Ebby Offord plays Puck as more than the usual petulant agent of chaos by mixing in an interesting and effective touch of weariness. Among the rude mechanicals, Irving does great double duty as the harried Peter Quince. He skillfully notches his own performance down to let Jack Morsovillo really barrel through their scenes as Nick Bottom. Elizabeth McAnulty Quilter is a quietly hilarious scene stealer as a drunken Tom Snout/Wall.
The cast's rapport and facility with the text are very well supported by Lily Walls' costume design as well as the work of Justin Cavazos, the composer and music director. Although it might seem odd to juxtapose those two elements, in an environment where there is simply no way to see every moment or hear every syllable of dialogue, these two provide the visual and aural bedrock.
Walls outfits the upper-crust men in cream-colored togas with a dash of color that links each to their (ultimate) better half. Hermia and Helena are in relatively unstructured (but distinctive style) garments in rich, silky jewel tones. To transform Hippolyta into Titania, Walls turns the color way up for Ernst, draping her in bright green lace, and she brings Oberon to life by wrapping Pennington in a wide claret-colored sash trailing bronze wings that he uses to hilarious effect when the king of the fairies finds it convenient to turn invisible.
Cavazos has a number of solid musicians to call on within the cast. Ebby Offord, Jack Morsovillo, and Travis Shanahan (Francis Flute/Moth) all handle relatively simple yet engaging melody and rhythm on guitars to set the mood for the scenes with the fairies and the mechanicals, and Kat Zheng's (Robin Starveling/Peaseblossom) violin soars beautifully above it all along with Hannah Mary Simpson's (Snug/Cobweb) silvery vocals. The music is, by turns, driving and dreamlike and plays an important role in weaving the the production's spell.

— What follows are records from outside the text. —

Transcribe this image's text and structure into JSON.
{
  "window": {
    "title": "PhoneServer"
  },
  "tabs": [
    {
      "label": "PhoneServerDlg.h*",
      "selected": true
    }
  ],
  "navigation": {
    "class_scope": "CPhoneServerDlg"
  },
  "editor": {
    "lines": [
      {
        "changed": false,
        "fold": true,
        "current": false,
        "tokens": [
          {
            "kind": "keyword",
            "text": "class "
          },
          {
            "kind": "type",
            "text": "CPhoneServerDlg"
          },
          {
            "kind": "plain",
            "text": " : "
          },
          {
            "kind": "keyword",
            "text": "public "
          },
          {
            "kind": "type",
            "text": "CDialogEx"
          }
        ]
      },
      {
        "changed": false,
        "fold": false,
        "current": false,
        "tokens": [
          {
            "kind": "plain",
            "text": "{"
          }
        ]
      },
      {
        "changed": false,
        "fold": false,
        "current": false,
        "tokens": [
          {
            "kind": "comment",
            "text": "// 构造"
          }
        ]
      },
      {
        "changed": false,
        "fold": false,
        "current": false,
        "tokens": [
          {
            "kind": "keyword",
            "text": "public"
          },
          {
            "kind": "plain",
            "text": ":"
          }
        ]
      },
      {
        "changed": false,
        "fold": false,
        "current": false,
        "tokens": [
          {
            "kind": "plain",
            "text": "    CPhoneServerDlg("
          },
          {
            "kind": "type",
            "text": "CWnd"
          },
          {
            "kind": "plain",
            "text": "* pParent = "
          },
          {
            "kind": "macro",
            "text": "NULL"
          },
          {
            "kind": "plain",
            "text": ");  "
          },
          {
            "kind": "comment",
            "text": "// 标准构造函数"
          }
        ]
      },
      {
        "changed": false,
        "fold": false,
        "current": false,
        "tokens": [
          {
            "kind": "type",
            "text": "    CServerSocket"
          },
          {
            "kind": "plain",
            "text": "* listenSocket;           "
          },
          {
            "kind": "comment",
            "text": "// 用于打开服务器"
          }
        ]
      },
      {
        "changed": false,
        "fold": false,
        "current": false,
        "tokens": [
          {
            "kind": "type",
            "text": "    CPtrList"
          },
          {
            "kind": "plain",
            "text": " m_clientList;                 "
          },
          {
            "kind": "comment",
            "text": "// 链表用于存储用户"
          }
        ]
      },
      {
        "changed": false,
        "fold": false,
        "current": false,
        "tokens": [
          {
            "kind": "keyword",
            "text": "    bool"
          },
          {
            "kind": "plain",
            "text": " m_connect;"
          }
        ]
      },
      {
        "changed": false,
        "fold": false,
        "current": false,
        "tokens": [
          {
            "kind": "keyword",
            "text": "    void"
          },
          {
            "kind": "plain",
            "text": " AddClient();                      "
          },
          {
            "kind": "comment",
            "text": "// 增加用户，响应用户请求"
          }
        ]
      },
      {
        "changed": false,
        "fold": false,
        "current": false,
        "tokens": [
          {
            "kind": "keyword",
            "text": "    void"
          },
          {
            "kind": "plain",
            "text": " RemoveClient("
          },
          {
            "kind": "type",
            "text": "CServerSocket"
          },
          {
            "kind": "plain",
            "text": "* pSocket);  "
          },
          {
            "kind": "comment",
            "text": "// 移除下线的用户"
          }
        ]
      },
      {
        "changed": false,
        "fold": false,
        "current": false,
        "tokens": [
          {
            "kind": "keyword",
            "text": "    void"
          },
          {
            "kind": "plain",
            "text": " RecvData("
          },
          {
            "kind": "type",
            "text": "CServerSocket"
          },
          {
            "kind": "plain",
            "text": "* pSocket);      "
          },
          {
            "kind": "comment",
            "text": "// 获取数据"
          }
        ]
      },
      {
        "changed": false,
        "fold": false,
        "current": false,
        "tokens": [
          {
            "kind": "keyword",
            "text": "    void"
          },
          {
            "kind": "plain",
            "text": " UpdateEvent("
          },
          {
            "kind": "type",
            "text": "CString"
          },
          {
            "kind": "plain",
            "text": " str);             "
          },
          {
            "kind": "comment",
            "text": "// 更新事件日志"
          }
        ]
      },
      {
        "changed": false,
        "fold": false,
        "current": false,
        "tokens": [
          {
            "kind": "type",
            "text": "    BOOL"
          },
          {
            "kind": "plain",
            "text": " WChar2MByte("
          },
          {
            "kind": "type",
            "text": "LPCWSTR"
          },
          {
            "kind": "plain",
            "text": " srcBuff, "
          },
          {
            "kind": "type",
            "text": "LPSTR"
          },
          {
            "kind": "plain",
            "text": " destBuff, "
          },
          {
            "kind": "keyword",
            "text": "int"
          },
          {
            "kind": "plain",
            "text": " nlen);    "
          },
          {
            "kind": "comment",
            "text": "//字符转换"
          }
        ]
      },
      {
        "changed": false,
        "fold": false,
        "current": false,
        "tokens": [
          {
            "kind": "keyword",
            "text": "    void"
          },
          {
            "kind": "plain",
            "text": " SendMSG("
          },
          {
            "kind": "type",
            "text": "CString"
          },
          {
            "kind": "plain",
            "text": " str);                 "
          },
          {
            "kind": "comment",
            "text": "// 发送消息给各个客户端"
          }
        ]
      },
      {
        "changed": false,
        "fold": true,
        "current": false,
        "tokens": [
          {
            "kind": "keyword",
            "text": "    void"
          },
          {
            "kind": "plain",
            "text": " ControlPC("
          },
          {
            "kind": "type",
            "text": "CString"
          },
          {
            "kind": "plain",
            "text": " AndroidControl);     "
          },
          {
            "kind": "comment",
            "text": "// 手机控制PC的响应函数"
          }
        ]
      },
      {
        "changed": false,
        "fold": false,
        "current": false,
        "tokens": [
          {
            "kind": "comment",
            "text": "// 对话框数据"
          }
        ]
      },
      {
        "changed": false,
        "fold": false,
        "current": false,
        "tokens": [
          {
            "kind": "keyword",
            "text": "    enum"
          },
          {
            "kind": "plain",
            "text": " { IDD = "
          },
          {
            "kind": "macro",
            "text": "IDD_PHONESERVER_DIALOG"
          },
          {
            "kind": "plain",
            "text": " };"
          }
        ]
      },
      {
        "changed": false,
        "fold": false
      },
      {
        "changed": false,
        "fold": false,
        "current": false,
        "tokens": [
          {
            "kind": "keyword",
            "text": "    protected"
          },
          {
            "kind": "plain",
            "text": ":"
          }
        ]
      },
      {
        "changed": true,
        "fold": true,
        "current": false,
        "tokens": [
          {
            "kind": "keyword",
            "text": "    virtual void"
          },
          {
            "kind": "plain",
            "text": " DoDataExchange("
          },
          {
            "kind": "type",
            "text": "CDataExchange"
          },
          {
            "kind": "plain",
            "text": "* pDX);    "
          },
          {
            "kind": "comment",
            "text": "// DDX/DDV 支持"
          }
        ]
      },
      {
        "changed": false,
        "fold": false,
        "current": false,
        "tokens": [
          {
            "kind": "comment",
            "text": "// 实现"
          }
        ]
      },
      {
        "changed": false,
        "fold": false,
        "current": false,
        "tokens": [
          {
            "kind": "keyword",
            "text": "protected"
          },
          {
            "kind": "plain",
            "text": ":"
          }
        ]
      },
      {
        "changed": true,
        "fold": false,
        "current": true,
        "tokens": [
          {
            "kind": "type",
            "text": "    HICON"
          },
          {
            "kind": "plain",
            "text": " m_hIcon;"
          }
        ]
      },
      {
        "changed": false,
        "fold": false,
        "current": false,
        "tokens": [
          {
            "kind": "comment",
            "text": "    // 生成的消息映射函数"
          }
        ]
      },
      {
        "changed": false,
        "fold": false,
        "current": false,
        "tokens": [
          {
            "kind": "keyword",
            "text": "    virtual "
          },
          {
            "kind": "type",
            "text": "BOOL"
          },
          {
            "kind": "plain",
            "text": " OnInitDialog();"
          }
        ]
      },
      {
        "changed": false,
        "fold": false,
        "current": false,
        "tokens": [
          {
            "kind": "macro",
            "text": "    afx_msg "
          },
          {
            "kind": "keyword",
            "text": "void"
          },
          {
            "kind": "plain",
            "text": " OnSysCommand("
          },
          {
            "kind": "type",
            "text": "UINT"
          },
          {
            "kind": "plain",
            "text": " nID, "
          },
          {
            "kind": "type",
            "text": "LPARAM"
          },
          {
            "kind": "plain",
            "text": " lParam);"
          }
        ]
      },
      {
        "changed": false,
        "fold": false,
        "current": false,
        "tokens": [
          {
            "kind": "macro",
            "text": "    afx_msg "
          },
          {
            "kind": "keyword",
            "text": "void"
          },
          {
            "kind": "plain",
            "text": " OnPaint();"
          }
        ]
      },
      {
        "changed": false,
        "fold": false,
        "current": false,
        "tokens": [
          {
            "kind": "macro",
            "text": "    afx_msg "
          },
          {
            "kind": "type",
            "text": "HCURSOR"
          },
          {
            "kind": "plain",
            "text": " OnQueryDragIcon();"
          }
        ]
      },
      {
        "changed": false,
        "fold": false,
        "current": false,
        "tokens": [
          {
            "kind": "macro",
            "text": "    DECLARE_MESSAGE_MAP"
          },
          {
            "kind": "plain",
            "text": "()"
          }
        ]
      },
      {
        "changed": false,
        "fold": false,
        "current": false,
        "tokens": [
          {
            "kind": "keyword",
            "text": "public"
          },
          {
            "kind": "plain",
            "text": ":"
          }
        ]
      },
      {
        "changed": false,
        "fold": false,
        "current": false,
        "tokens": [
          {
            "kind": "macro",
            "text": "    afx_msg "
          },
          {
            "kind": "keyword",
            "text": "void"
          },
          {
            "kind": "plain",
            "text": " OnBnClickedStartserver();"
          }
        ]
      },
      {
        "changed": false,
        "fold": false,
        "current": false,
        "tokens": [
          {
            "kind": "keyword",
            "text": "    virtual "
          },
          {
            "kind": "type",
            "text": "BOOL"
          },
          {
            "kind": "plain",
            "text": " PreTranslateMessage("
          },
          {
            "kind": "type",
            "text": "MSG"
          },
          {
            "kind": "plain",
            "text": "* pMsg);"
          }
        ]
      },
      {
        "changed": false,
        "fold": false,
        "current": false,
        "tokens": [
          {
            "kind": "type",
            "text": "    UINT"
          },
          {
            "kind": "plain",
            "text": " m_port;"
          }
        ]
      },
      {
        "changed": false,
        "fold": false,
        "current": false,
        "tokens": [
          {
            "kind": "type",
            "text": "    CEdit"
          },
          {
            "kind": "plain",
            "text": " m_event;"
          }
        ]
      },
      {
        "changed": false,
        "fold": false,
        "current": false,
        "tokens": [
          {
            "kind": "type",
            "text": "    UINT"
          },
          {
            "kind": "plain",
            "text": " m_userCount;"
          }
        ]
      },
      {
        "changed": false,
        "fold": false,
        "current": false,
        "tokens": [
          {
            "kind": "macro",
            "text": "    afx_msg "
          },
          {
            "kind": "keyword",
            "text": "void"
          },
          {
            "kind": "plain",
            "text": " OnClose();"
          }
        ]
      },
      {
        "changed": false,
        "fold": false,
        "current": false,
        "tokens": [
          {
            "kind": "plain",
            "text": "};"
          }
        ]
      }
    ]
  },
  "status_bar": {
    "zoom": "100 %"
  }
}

A Midsummer Night's Dream runs through August 21, 2022, at five Chicago Parks District venues: Lincoln Park, 2045 N. Lincoln Park West (July 15-17 and 29-31); Gross Park, 2708 W. Lawrence (July 22-24); Lake Meadows Park, 3117 S. Rhodes (August 5-7); Chicago Women's Park and Gardens, 1801 S. Indiana (August 12-14); Touhy Park, 7348 N. Paulina (August 19-21). Visit www.midsommerflight.com for directions and parking information for each venue.